Locate all lines in the data below that hold "desc" and show them.

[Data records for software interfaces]

+ + + + + + +

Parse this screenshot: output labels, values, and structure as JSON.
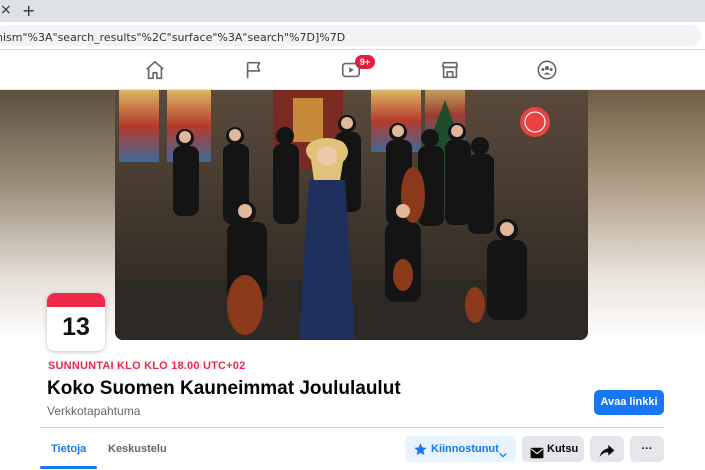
{
  "browser": {
    "tab_close_glyph": "×",
    "tab_new_glyph": "+",
    "url_fragment": "nism\"%3A\"search_results\"%2C\"surface\"%3A\"search\"%7D]%7D"
  },
  "fb_nav": {
    "icons": [
      "home-icon",
      "pages-flag-icon",
      "watch-video-icon",
      "marketplace-icon",
      "groups-icon"
    ],
    "watch_badge": "9+"
  },
  "event": {
    "calendar_day": "13",
    "datetime": "SUNNUNTAI KLO KLO 18.00 UTC+02",
    "title": "Koko Suomen Kauneimmat Joululaulut",
    "subtitle": "Verkkotapahtuma",
    "open_link_label": "Avaa linkki"
  },
  "tabs": [
    {
      "label": "Tietoja",
      "active": true
    },
    {
      "label": "Keskustelu",
      "active": false
    }
  ],
  "actions": {
    "interested_label": "Kiinnostunut",
    "invite_label": "Kutsu",
    "more_glyph": "···"
  },
  "colors": {
    "accent": "#1877f2",
    "date_red": "#f02849",
    "badge_red": "#e41e3f"
  }
}
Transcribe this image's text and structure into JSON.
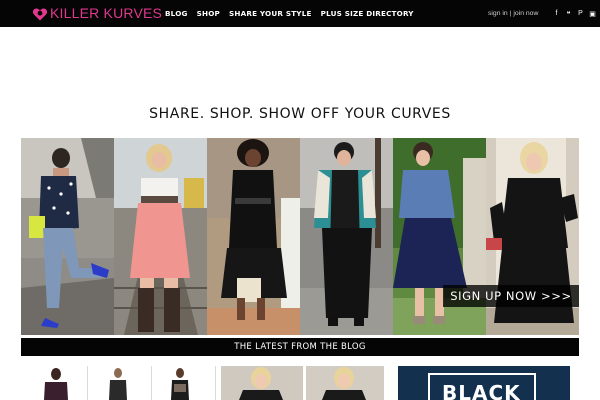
{
  "brand": {
    "name": "KILLER KURVES",
    "accent": "#e0388f"
  },
  "nav": {
    "items": [
      {
        "label": "BLOG"
      },
      {
        "label": "SHOP"
      },
      {
        "label": "SHARE YOUR STYLE"
      },
      {
        "label": "PLUS SIZE DIRECTORY"
      }
    ]
  },
  "auth": {
    "sign_in": "sign in",
    "separator": "|",
    "join": "join now"
  },
  "social": [
    {
      "icon": "facebook-icon",
      "glyph": "f"
    },
    {
      "icon": "twitter-icon",
      "glyph": "❝"
    },
    {
      "icon": "pinterest-icon",
      "glyph": "P"
    },
    {
      "icon": "instagram-icon",
      "glyph": "▣"
    }
  ],
  "hero": {
    "headline": "SHARE. SHOP. SHOW OFF YOUR CURVES",
    "signup_label": "SIGN UP NOW >>>"
  },
  "blog": {
    "title": "THE LATEST FROM THE BLOG"
  },
  "promo": {
    "word": "BLACK"
  }
}
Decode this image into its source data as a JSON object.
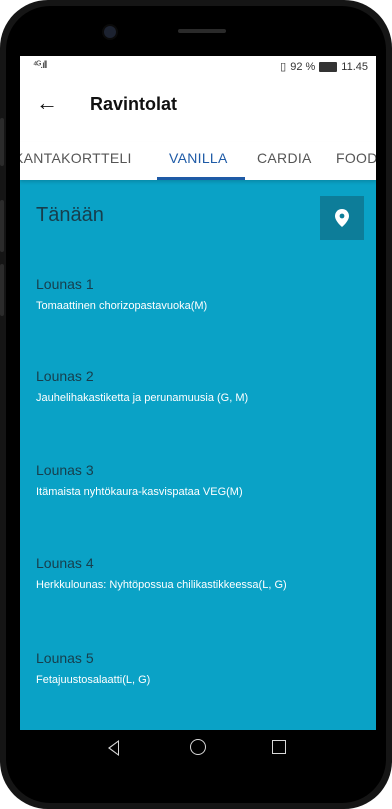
{
  "statusbar": {
    "signal": "⁴ᴳ.ıll",
    "vibrate_icon": "vibrate-icon",
    "battery_text": "92 %",
    "time": "11.45"
  },
  "appbar": {
    "back_icon": "arrow-left-icon",
    "title": "Ravintolat"
  },
  "tabs": [
    {
      "label": "KANTAKORTTELI"
    },
    {
      "label": "VANILLA"
    },
    {
      "label": "CARDIA"
    },
    {
      "label": "FOOD"
    }
  ],
  "active_tab": "VANILLA",
  "content": {
    "section_title": "Tänään",
    "map_icon": "map-pin-icon",
    "background_color": "#0aa2c6",
    "meals": [
      {
        "title": "Lounas 1",
        "desc": "Tomaattinen chorizopastavuoka(M)"
      },
      {
        "title": "Lounas 2",
        "desc": "Jauhelihakastiketta ja perunamuusia (G, M)"
      },
      {
        "title": "Lounas 3",
        "desc": "Itämaista nyhtökaura-kasvispataa VEG(M)"
      },
      {
        "title": "Lounas 4",
        "desc": "Herkkulounas: Nyhtöpossua chilikastikkeessa(L, G)"
      },
      {
        "title": "Lounas 5",
        "desc": "Fetajuustosalaatti(L, G)"
      }
    ]
  },
  "colors": {
    "accent": "#1e5aa6",
    "map_button": "#0d7d99",
    "title_text": "#173e4c"
  },
  "navbar": {
    "back_icon": "nav-back-triangle-icon",
    "home_icon": "nav-home-circle-icon",
    "recent_icon": "nav-recent-square-icon"
  }
}
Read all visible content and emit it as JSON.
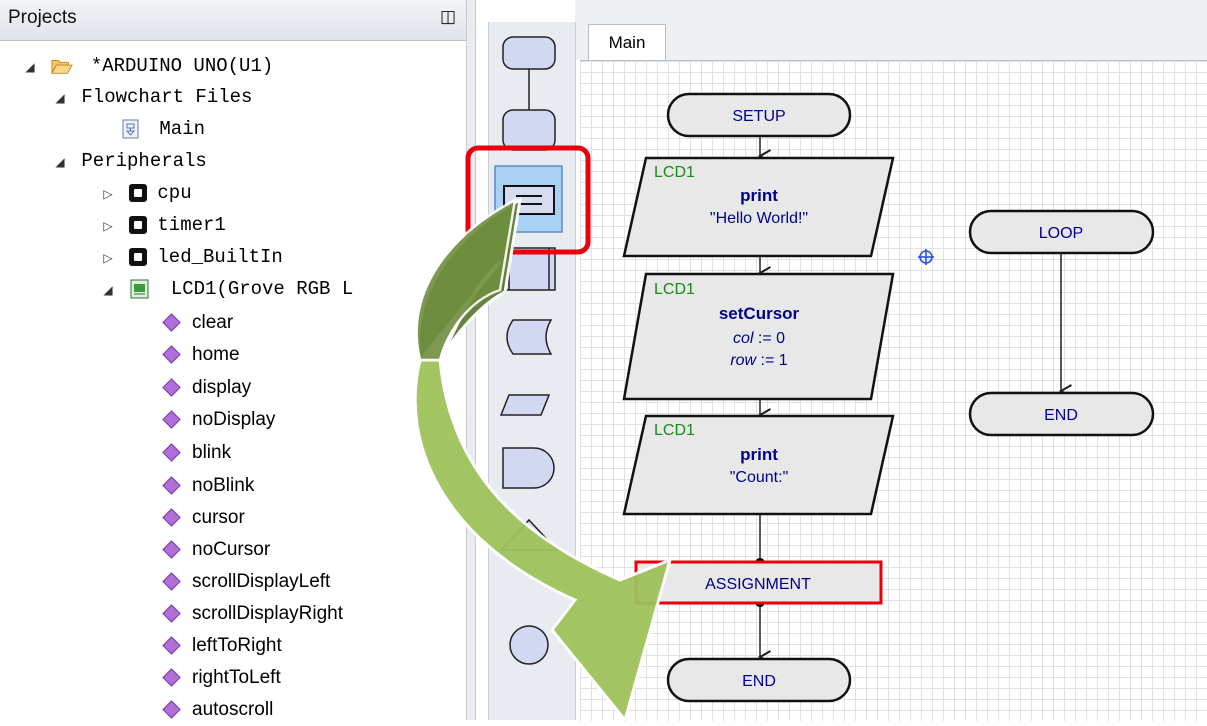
{
  "projects": {
    "title": "Projects",
    "root": "*ARDUINO UNO(U1)",
    "flowchart_files": "Flowchart Files",
    "main_file": "Main",
    "peripherals": "Peripherals",
    "devices": [
      "cpu",
      "timer1",
      "led_BuiltIn",
      "LCD1(Grove RGB L"
    ],
    "methods": [
      "clear",
      "home",
      "display",
      "noDisplay",
      "blink",
      "noBlink",
      "cursor",
      "noCursor",
      "scrollDisplayLeft",
      "scrollDisplayRight",
      "leftToRight",
      "rightToLeft",
      "autoscroll"
    ]
  },
  "editor": {
    "tab": "Main",
    "setup": "SETUP",
    "lcd_label": "LCD1",
    "block1": {
      "method": "print",
      "arg": "\"Hello World!\""
    },
    "block2": {
      "method": "setCursor",
      "arg1_name": "col",
      "arg1_val": " := 0",
      "arg2_name": "row",
      "arg2_val": " := 1"
    },
    "block3": {
      "method": "print",
      "arg": "\"Count:\""
    },
    "assignment": "ASSIGNMENT",
    "end": "END",
    "loop": "LOOP",
    "loop_end": "END"
  },
  "colors": {
    "highlight": "#e8000c",
    "block_fill": "#e8e8e8",
    "method_text": "#00008b",
    "label_green": "#1a8a1a",
    "arrow_dark": "#5f7d36",
    "arrow_light": "#9fc25a"
  }
}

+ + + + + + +

● Your solution:
        "desc": "Tomaattinen chorizopastavuoka(M)"
        "desc": "Jauhelihakastiketta ja perunamuusia (G, M)"
        "desc": "Itämaista nyhtökaura-kasvispataa VEG(M)"
        "desc": "Herkkulounas: Nyhtöpossua chilikastikkeessa(L, G)"
        "desc": "Fetajuustosalaatti(L, G)"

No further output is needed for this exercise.